But the Giants don’t need to hit a bunch of home runs. In fact, their offense just needs to be OK for them to be a success as has been the case for years. And 2018 is no different.
When the Giants score four or more runs, they are 44-13. That’s .772 ball, which is what it would take for San Francisco to make a run in the last two months of the 2018 season.
The Giants have scored four or more runs only 57 times this year through 115 games.
Here’s a look at how many times they’ve scored four or more runs in a game since 2010 along with their records. (Note the World Series years).
- **2010: 69-12, .852
- 2011: 55-9, .859
- **2012: 75-20, .789
- 2013: 56-17, ..767
- **2014: 73-13, .849
- 2015: 67-21, .761
- *2016: 63-24, .724
- 2017: 50-22, .694
- 2018: 44-13, .772
** denotes a World Series winning year, * is a playoff year
In their playoff years since 2010, the Giants scored four or more runs 81, 95, 86, and 85 times respectively.
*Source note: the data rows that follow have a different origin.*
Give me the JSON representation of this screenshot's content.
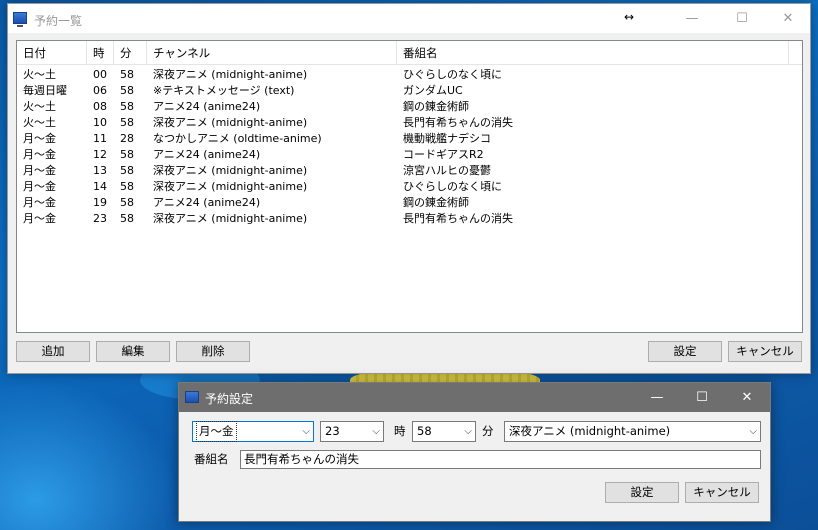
{
  "main_window": {
    "title": "予約一覧",
    "resize_indicator": "↔",
    "caption": {
      "minimize": "—",
      "maximize": "☐",
      "close": "✕"
    },
    "columns": [
      "日付",
      "時",
      "分",
      "チャンネル",
      "番組名"
    ],
    "rows": [
      [
        "火〜土",
        "00",
        "58",
        "深夜アニメ (midnight-anime)",
        "ひぐらしのなく頃に"
      ],
      [
        "毎週日曜",
        "06",
        "58",
        "※テキストメッセージ (text)",
        "ガンダムUC"
      ],
      [
        "火〜土",
        "08",
        "58",
        "アニメ24 (anime24)",
        "鋼の錬金術師"
      ],
      [
        "火〜土",
        "10",
        "58",
        "深夜アニメ (midnight-anime)",
        "長門有希ちゃんの消失"
      ],
      [
        "月〜金",
        "11",
        "28",
        "なつかしアニメ (oldtime-anime)",
        "機動戦艦ナデシコ"
      ],
      [
        "月〜金",
        "12",
        "58",
        "アニメ24 (anime24)",
        "コードギアスR2"
      ],
      [
        "月〜金",
        "13",
        "58",
        "深夜アニメ (midnight-anime)",
        "涼宮ハルヒの憂鬱"
      ],
      [
        "月〜金",
        "14",
        "58",
        "深夜アニメ (midnight-anime)",
        "ひぐらしのなく頃に"
      ],
      [
        "月〜金",
        "19",
        "58",
        "アニメ24 (anime24)",
        "鋼の錬金術師"
      ],
      [
        "月〜金",
        "23",
        "58",
        "深夜アニメ (midnight-anime)",
        "長門有希ちゃんの消失"
      ]
    ],
    "buttons": {
      "add": "追加",
      "edit": "編集",
      "delete": "削除",
      "settings": "設定",
      "cancel": "キャンセル"
    }
  },
  "dialog": {
    "title": "予約設定",
    "caption": {
      "minimize": "—",
      "maximize": "☐",
      "close": "✕"
    },
    "day_value": "月〜金",
    "hour_value": "23",
    "hour_label": "時",
    "minute_value": "58",
    "minute_label": "分",
    "channel_value": "深夜アニメ (midnight-anime)",
    "program_label": "番組名",
    "program_value": "長門有希ちゃんの消失",
    "buttons": {
      "settings": "設定",
      "cancel": "キャンセル"
    },
    "dropdown_arrow": "⌵"
  },
  "colors": {
    "accent": "#0078d7",
    "dialog_titlebar": "#6e6e6e",
    "desktop": "#0b6fc4"
  }
}
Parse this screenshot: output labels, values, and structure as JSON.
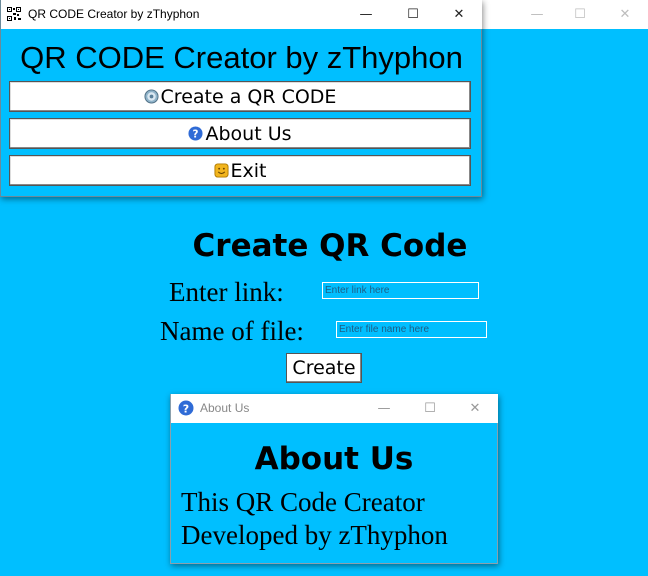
{
  "background_window": {
    "controls": {
      "minimize": "—",
      "maximize": "☐",
      "close": "✕"
    },
    "create_panel": {
      "title": "Create QR Code",
      "link_label": "Enter link:",
      "link_placeholder": "Enter link here",
      "file_label": "Name of file:",
      "file_placeholder": "Enter file name here",
      "create_button": "Create"
    }
  },
  "main_window": {
    "title": "QR CODE Creator by zThyphon",
    "controls": {
      "minimize": "—",
      "maximize": "☐",
      "close": "✕"
    },
    "heading": "QR CODE Creator by zThyphon",
    "buttons": [
      {
        "label": "Create a QR CODE",
        "icon": "disc-icon"
      },
      {
        "label": "About Us",
        "icon": "help-icon"
      },
      {
        "label": "Exit",
        "icon": "smiley-icon"
      }
    ]
  },
  "about_window": {
    "title": "About Us",
    "controls": {
      "minimize": "—",
      "maximize": "☐",
      "close": "✕"
    },
    "heading": "About Us",
    "lines": [
      "This QR Code Creator",
      "Developed by zThyphon"
    ]
  },
  "colors": {
    "background": "#00bfff",
    "titlebar": "#ffffff",
    "help_icon": "#2f6bd6"
  }
}
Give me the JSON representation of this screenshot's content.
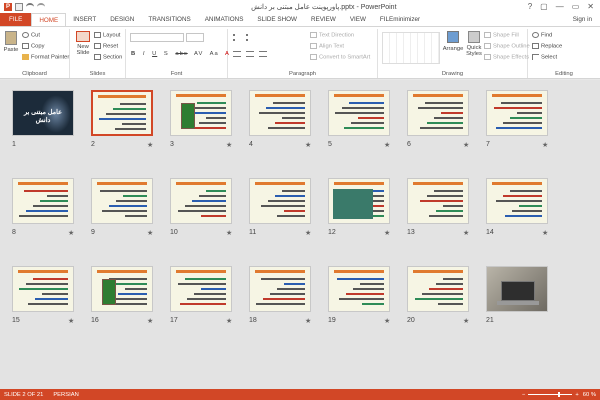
{
  "window": {
    "title": "پاورپوینت عامل مبتنی بر دانش.pptx - PowerPoint",
    "controls": [
      "?",
      "▢",
      "—",
      "▭",
      "✕"
    ]
  },
  "qat": {
    "app_letter": "P"
  },
  "tabs": [
    "FILE",
    "HOME",
    "INSERT",
    "DESIGN",
    "TRANSITIONS",
    "ANIMATIONS",
    "SLIDE SHOW",
    "REVIEW",
    "VIEW",
    "FILEminimizer"
  ],
  "signin": "Sign in",
  "ribbon": {
    "clipboard": {
      "label": "Clipboard",
      "paste": "Paste",
      "cut": "Cut",
      "copy": "Copy",
      "format_painter": "Format Painter"
    },
    "slides": {
      "label": "Slides",
      "new_slide": "New",
      "new_slide2": "Slide",
      "layout": "Layout",
      "reset": "Reset",
      "section": "Section"
    },
    "font": {
      "label": "Font",
      "styles": [
        "B",
        "I",
        "U",
        "S",
        "abc",
        "AV",
        "Aa",
        "A"
      ]
    },
    "paragraph": {
      "label": "Paragraph",
      "text_direction": "Text Direction",
      "align_text": "Align Text",
      "convert": "Convert to SmartArt"
    },
    "drawing": {
      "label": "Drawing",
      "arrange": "Arrange",
      "quick": "Quick",
      "styles": "Styles",
      "shape_fill": "Shape Fill",
      "shape_outline": "Shape Outline",
      "shape_effects": "Shape Effects"
    },
    "editing": {
      "label": "Editing",
      "find": "Find",
      "replace": "Replace",
      "select": "Select"
    }
  },
  "slides": {
    "cover_title": "عامل مبتنی بر دانش",
    "numbers": [
      "1",
      "2",
      "3",
      "4",
      "5",
      "6",
      "7",
      "8",
      "9",
      "10",
      "11",
      "12",
      "13",
      "14",
      "15",
      "16",
      "17",
      "18",
      "19",
      "20",
      "21"
    ],
    "star": "★"
  },
  "status": {
    "slide": "SLIDE 2 OF 21",
    "language": "PERSIAN",
    "zoom": "60 %"
  }
}
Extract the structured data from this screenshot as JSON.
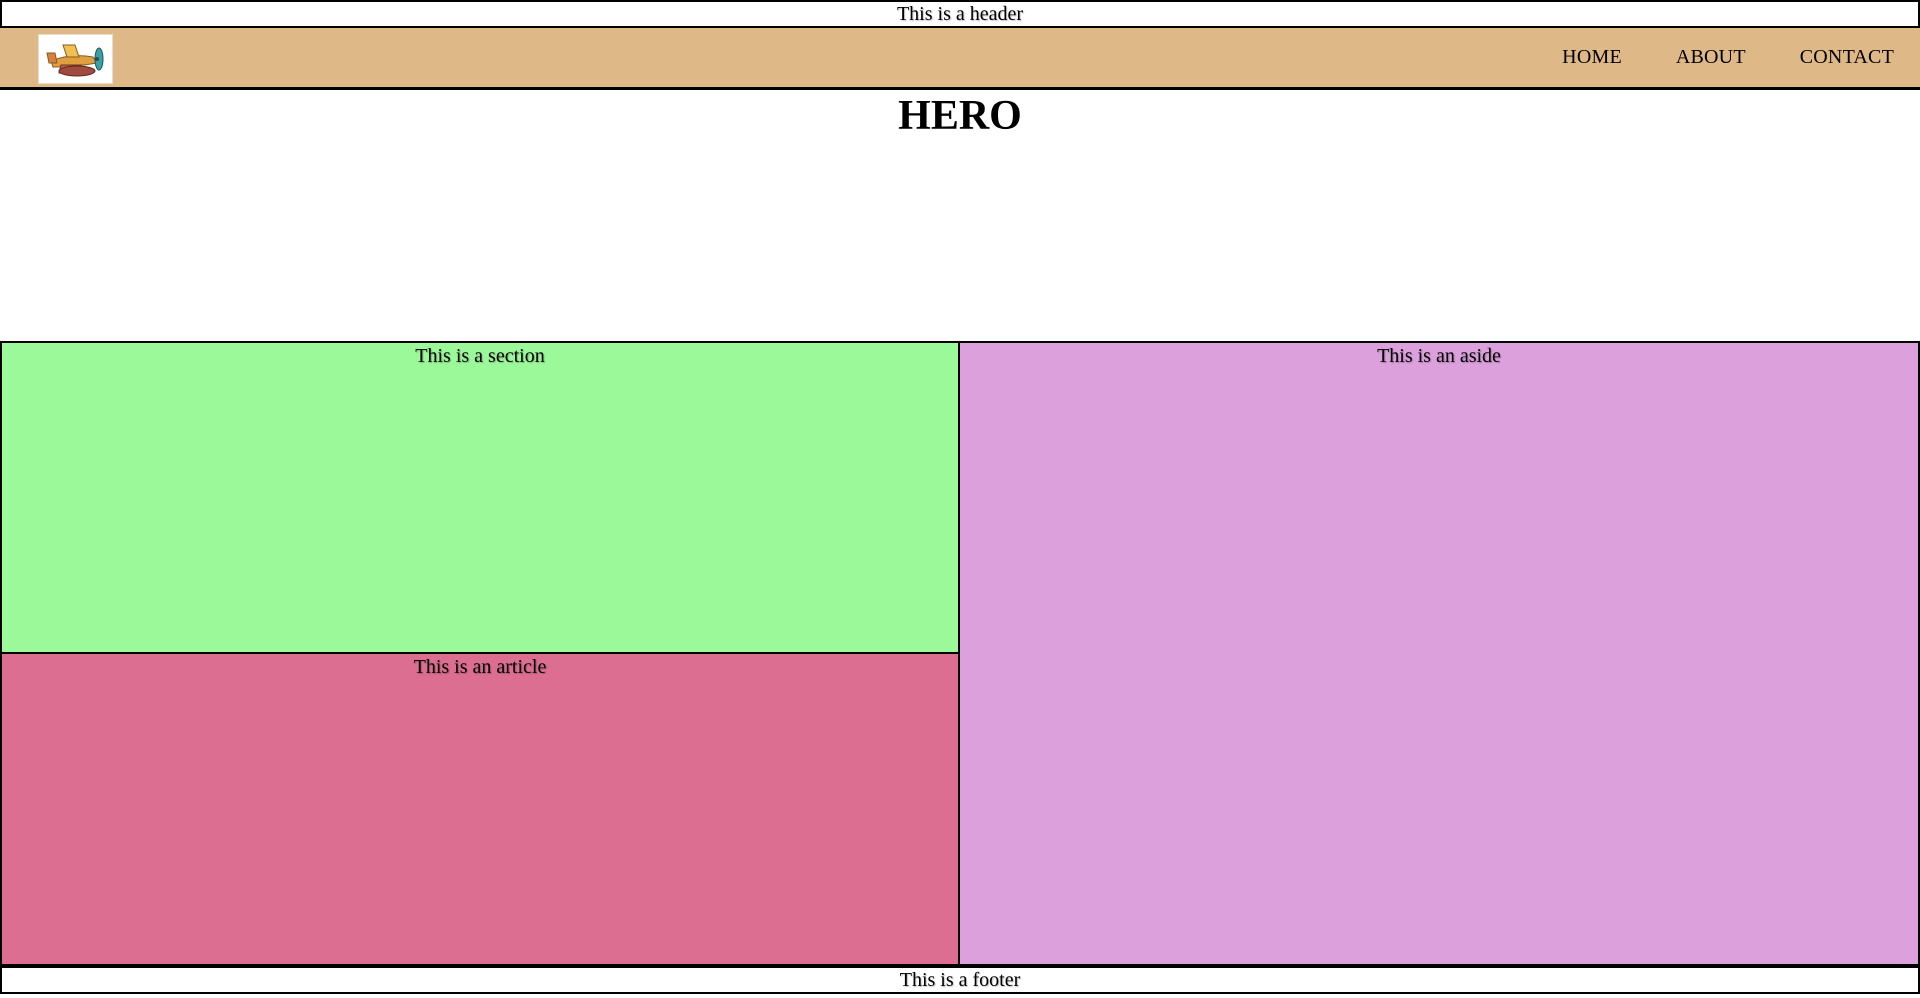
{
  "header": {
    "text": "This is a header"
  },
  "navbar": {
    "logo": "airplane-logo",
    "links": [
      {
        "label": "HOME"
      },
      {
        "label": "ABOUT"
      },
      {
        "label": "CONTACT"
      }
    ]
  },
  "hero": {
    "title": "HERO"
  },
  "section": {
    "text": "This is a section"
  },
  "article": {
    "text": "This is an article"
  },
  "aside": {
    "text": "This is an aside"
  },
  "footer": {
    "text": "This is a footer"
  },
  "colors": {
    "navbar_bg": "#dfb887",
    "section_bg": "#9cf99a",
    "article_bg": "#dc6f91",
    "aside_bg": "#dca0dc",
    "border": "#000000"
  }
}
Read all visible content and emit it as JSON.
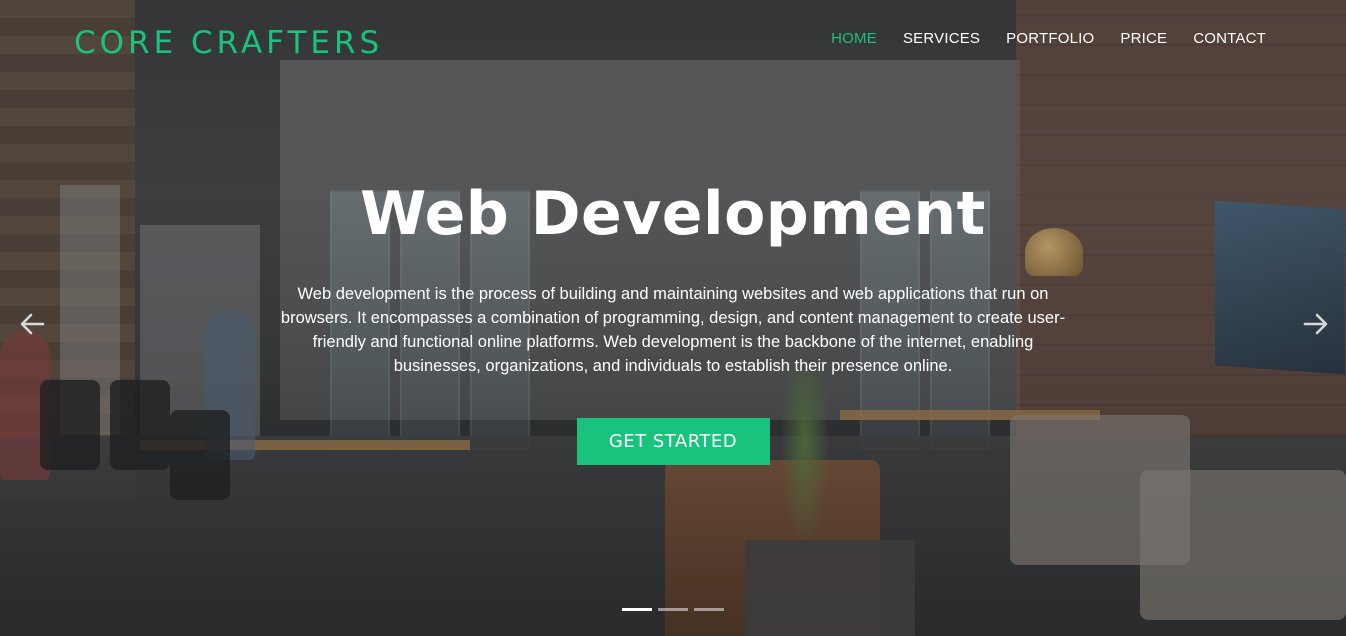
{
  "header": {
    "logo": "CORE CRAFTERS",
    "nav": [
      {
        "label": "HOME",
        "active": true
      },
      {
        "label": "SERVICES",
        "active": false
      },
      {
        "label": "PORTFOLIO",
        "active": false
      },
      {
        "label": "PRICE",
        "active": false
      },
      {
        "label": "CONTACT",
        "active": false
      }
    ]
  },
  "hero": {
    "title": "Web Development",
    "description": "Web development is the process of building and maintaining websites and web applications that run on browsers. It encompasses a combination of programming, design, and content management to create user-friendly and functional online platforms. Web development is the backbone of the internet, enabling businesses, organizations, and individuals to establish their presence online.",
    "cta_label": "GET STARTED"
  },
  "carousel": {
    "prev_icon": "arrow-left-icon",
    "next_icon": "arrow-right-icon",
    "slide_count": 3,
    "active_slide": 1
  },
  "colors": {
    "accent": "#19c37d",
    "text": "#ffffff"
  }
}
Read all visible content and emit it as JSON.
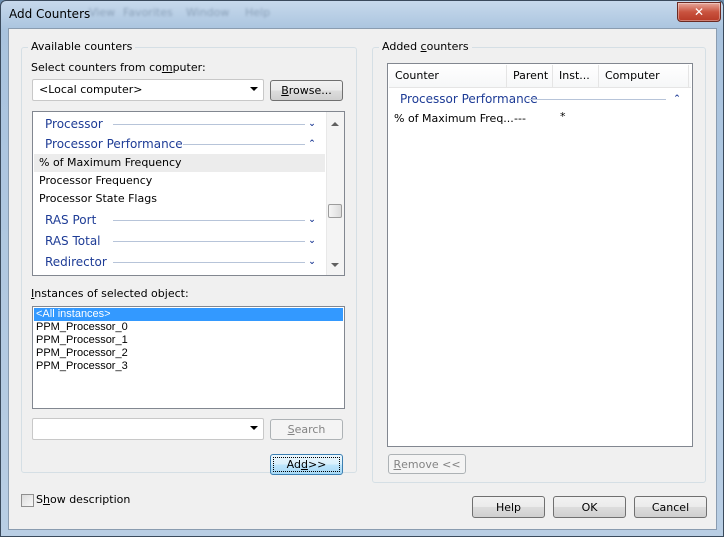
{
  "window": {
    "title": "Add Counters",
    "close_glyph": "✕",
    "background_menu_ghost": [
      "View",
      "Favorites",
      "Window",
      "Help"
    ]
  },
  "available": {
    "group_label": "Available counters",
    "computer_label_pre": "Select counters from co",
    "computer_label_accel": "m",
    "computer_label_post": "puter:",
    "computer_value": "<Local computer>",
    "browse_accel": "B",
    "browse_rest": "rowse...",
    "counters": [
      {
        "type": "category",
        "label": "Processor",
        "expanded": false
      },
      {
        "type": "category",
        "label": "Processor Performance",
        "expanded": true
      },
      {
        "type": "counter",
        "label": "% of Maximum Frequency",
        "selected": true
      },
      {
        "type": "counter",
        "label": "Processor Frequency",
        "selected": false
      },
      {
        "type": "counter",
        "label": "Processor State Flags",
        "selected": false
      },
      {
        "type": "category",
        "label": "RAS Port",
        "expanded": false
      },
      {
        "type": "category",
        "label": "RAS Total",
        "expanded": false
      },
      {
        "type": "category",
        "label": "Redirector",
        "expanded": false
      }
    ],
    "instances_label_accel": "I",
    "instances_label_rest": "nstances of selected object:",
    "instances": [
      {
        "label": "<All instances>",
        "selected": true
      },
      {
        "label": "PPM_Processor_0",
        "selected": false
      },
      {
        "label": "PPM_Processor_1",
        "selected": false
      },
      {
        "label": "PPM_Processor_2",
        "selected": false
      },
      {
        "label": "PPM_Processor_3",
        "selected": false
      }
    ],
    "search_value": "",
    "search_accel": "S",
    "search_rest": "earch",
    "add_pre": "Ad",
    "add_accel": "d",
    "add_post": " >>"
  },
  "added": {
    "group_label_pre": "Added ",
    "group_label_accel": "c",
    "group_label_post": "ounters",
    "columns": [
      "Counter",
      "Parent",
      "Inst...",
      "Computer"
    ],
    "group_header": "Processor Performance",
    "rows": [
      {
        "counter": "% of Maximum Freq...",
        "parent": "---",
        "instance": "*",
        "computer": ""
      }
    ],
    "remove_accel": "R",
    "remove_rest": "emove <<"
  },
  "footer": {
    "show_description_pre": "S",
    "show_description_accel": "h",
    "show_description_post": "ow description",
    "show_description_checked": false,
    "help": "Help",
    "ok": "OK",
    "cancel": "Cancel"
  }
}
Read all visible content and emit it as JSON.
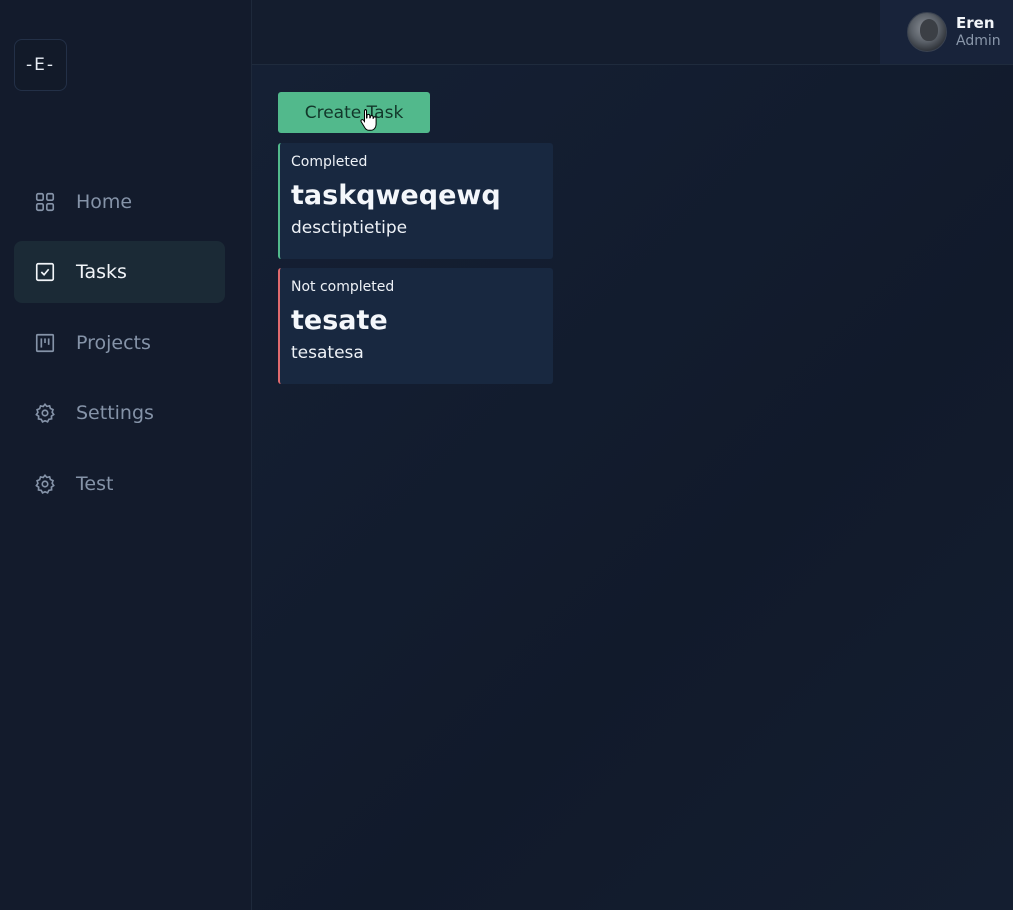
{
  "logo": {
    "text": "-E-"
  },
  "sidebar": {
    "items": [
      {
        "label": "Home",
        "icon": "grid-icon",
        "active": false
      },
      {
        "label": "Tasks",
        "icon": "checkbox-icon",
        "active": true
      },
      {
        "label": "Projects",
        "icon": "kanban-icon",
        "active": false
      },
      {
        "label": "Settings",
        "icon": "gear-icon",
        "active": false
      },
      {
        "label": "Test",
        "icon": "gear-icon",
        "active": false
      }
    ]
  },
  "header": {
    "user": {
      "name": "Eren",
      "role": "Admin"
    }
  },
  "main": {
    "create_button_label": "Create Task",
    "tasks": [
      {
        "status": "Completed",
        "title": "taskqweqewq",
        "description": "desctiptietipe",
        "status_color": "#52b98c"
      },
      {
        "status": "Not completed",
        "title": "tesate",
        "description": "tesatesa",
        "status_color": "#e06a6e"
      }
    ]
  },
  "colors": {
    "accent": "#52b98c",
    "danger": "#e06a6e",
    "background": "#121a2b"
  }
}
In their non-playoff years, they’ve scored four or more runs 64, 73, 88, and 72 respectively.
Through 115 games, the Giants are on pace to score four or more runs 81 times this season. That’s the same as the 2010 championship season, but their pitching was off-the-charts that year with Tim Lincecum and Matt Cain anchoring the top of the rotation in their primes.
The 2010 rotation went deep into games, giving the bullpen a lot of rest. 2018 is a different story as the Giants have been using their bullpen heavily. Plus, 2010 had the Core 4 relievers who always got it done–Jeremy Affeldt, Sergio Romo, Santiago Casilla, and Javier Lopez.
As a comparison, the Arizona Diamondbacks scored four or more runs 63 times this season and the Los Angeles Dodgers 67 times. Those two teams are separated by a half game for the top spot in the National League West.
So, the bottom line for the Giants–score runs and they’ll win. In 2012, they were at the bottom of the league in home runs and still sure-handedly won the West.
Why? Because they scored four or more runs 95 times, the most out of their playoff years.
Just look at Monday and Tuesday’s game. If the Giants would have scored four runs in both those games, they would have swept the defending champions. Heck, if they plated just three runs, they might have still swept them. The Giants are nearly an .800 team when they score the magic four runs. And that is what they should prioritize for next season–or to salvage what’s left of 2018.